A subsidiary of BorgWarner Inc is off the hook for a massive $32.5 million punitive damage award in an asbestos lawsuit, after a California state appeals court ruled plaintiffs had failed to delve deeply enough into the company’s financial condition.
The other plaintiffs’ claims moved forward, and the jury ultimately found that [BorgWarner’s subsidiary] BWMT’s negligence was a substantial factor in causing Medina’s death and allocated 35 percent of the total fault to BWMT. By special verdict, the jury awarded economic damages of $60,000 to Medina’s estate and $130,455.70 to each of Medina’s daughters. The jury further awarded $2,000,000 to each of Medina’s daughters for their noneconomic losses. After hearing evidence of BWMT’s financial condition and Medina’s pain and suffering during the second phase of trial, the jury awarded Medina’s estate $32,500,000 in punitive damages. The court entered judgment in plaintiffs’ favor after denying BWMT’s motions for judgment notwithstanding the verdict and for a new trial.

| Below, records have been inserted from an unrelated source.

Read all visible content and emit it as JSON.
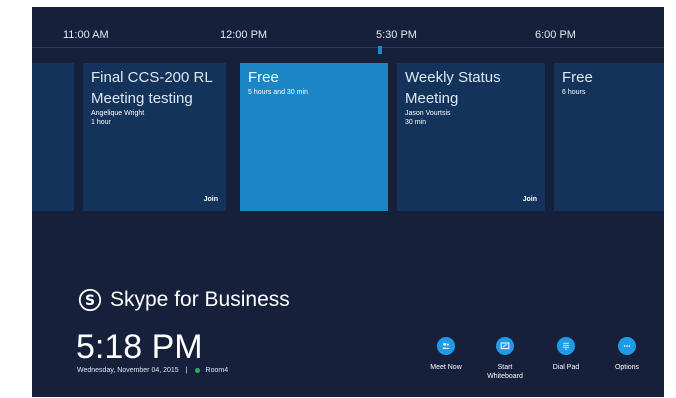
{
  "timeline": {
    "ticks": [
      "11:00 AM",
      "12:00 PM",
      "5:30 PM",
      "6:00 PM"
    ]
  },
  "cards": [
    {
      "title": "",
      "organizer": "",
      "duration": "",
      "join": ""
    },
    {
      "title_line1": "Final CCS-200 RL",
      "title_line2": "Meeting testing",
      "organizer": "Angelique Wright",
      "duration": "1 hour",
      "join": "Join"
    },
    {
      "title": "Free",
      "duration": "5 hours and 30 min"
    },
    {
      "title_line1": "Weekly Status",
      "title_line2": "Meeting",
      "organizer": "Jason Vourtsis",
      "duration": "30 min",
      "join": "Join"
    },
    {
      "title": "Free",
      "duration": "6 hours"
    }
  ],
  "brand": {
    "name": "Skype for Business",
    "icon": "skype-logo-icon"
  },
  "clock": {
    "time": "5:18 PM",
    "date": "Wednesday, November 04, 2015",
    "separator": "|",
    "room": "Room4",
    "status_color": "#27ae60"
  },
  "actions": [
    {
      "label_line1": "Meet Now",
      "label_line2": "",
      "icon": "people-icon"
    },
    {
      "label_line1": "Start",
      "label_line2": "Whiteboard",
      "icon": "whiteboard-icon"
    },
    {
      "label_line1": "Dial Pad",
      "label_line2": "",
      "icon": "dialpad-icon"
    },
    {
      "label_line1": "Options",
      "label_line2": "",
      "icon": "more-icon"
    }
  ],
  "colors": {
    "background": "#16203a",
    "card": "#14335a",
    "free_card": "#1b86c6",
    "accent": "#1e9be8"
  }
}
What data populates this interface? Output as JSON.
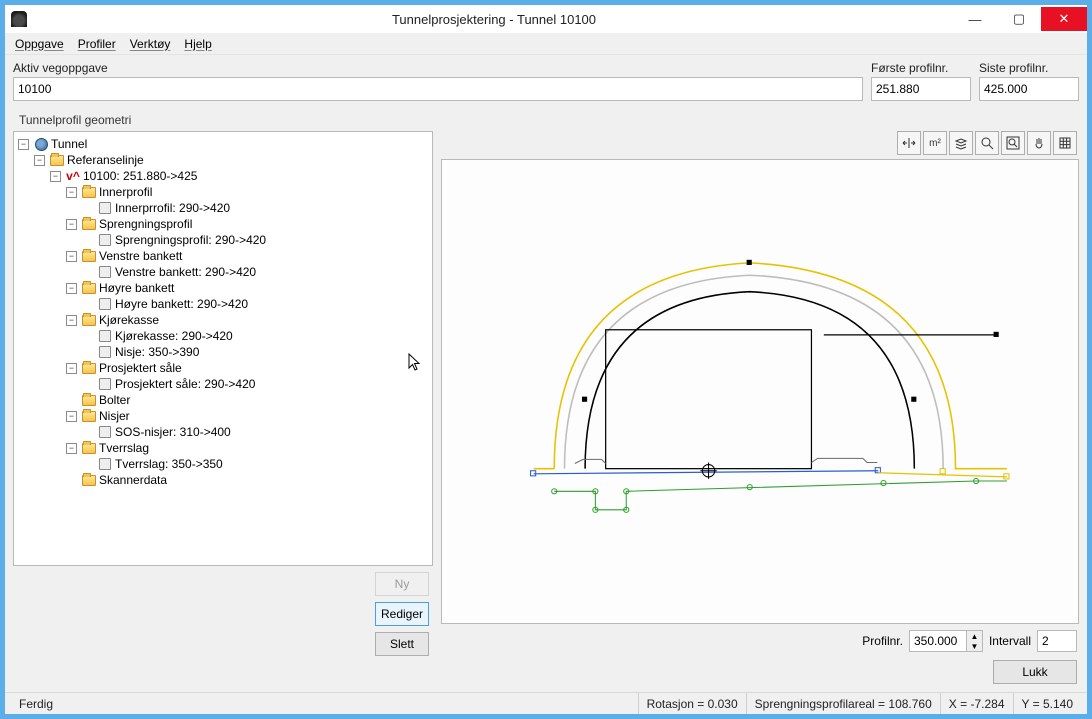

In California, “Civil Code section 3294, subdivision (a) permits an award of exemplary or punitive damages ‘for the breach of an obligation not arising from contract, where it is proven by clear and convincing evidence that the defendant has been guilty of oppression, fraud, or malice.’” In the course of reaching its ultimate opinion, the Court noted that “The ultimately proper level of punitive damages is an amount not so low that defendant can absorb it with little or no discomfort [citation], nor so high that it destroys, annihilates, or cripples the defendant. [Citations.]” (Rufo v. Simpson (2001) 86 Cal.App.4th 573, 621-622.). The Court then decided that the Plaintiffs did not conduct adequate discovery into the financial condition of BWMT so as to support the $32.5 million punitive damages award, and that testimony from forensic accounting expert Robert Johnson based on publicly available financial documents was insufficient to support the award. The Court left the $6.4 million economic and noneconomic award intact.
This case is could have an interesting impact on the scope of discovery in asbestos cases in California. Additionally, this case is of interest because the $32.5 million punitives award was apparently the largest punitives award in California history.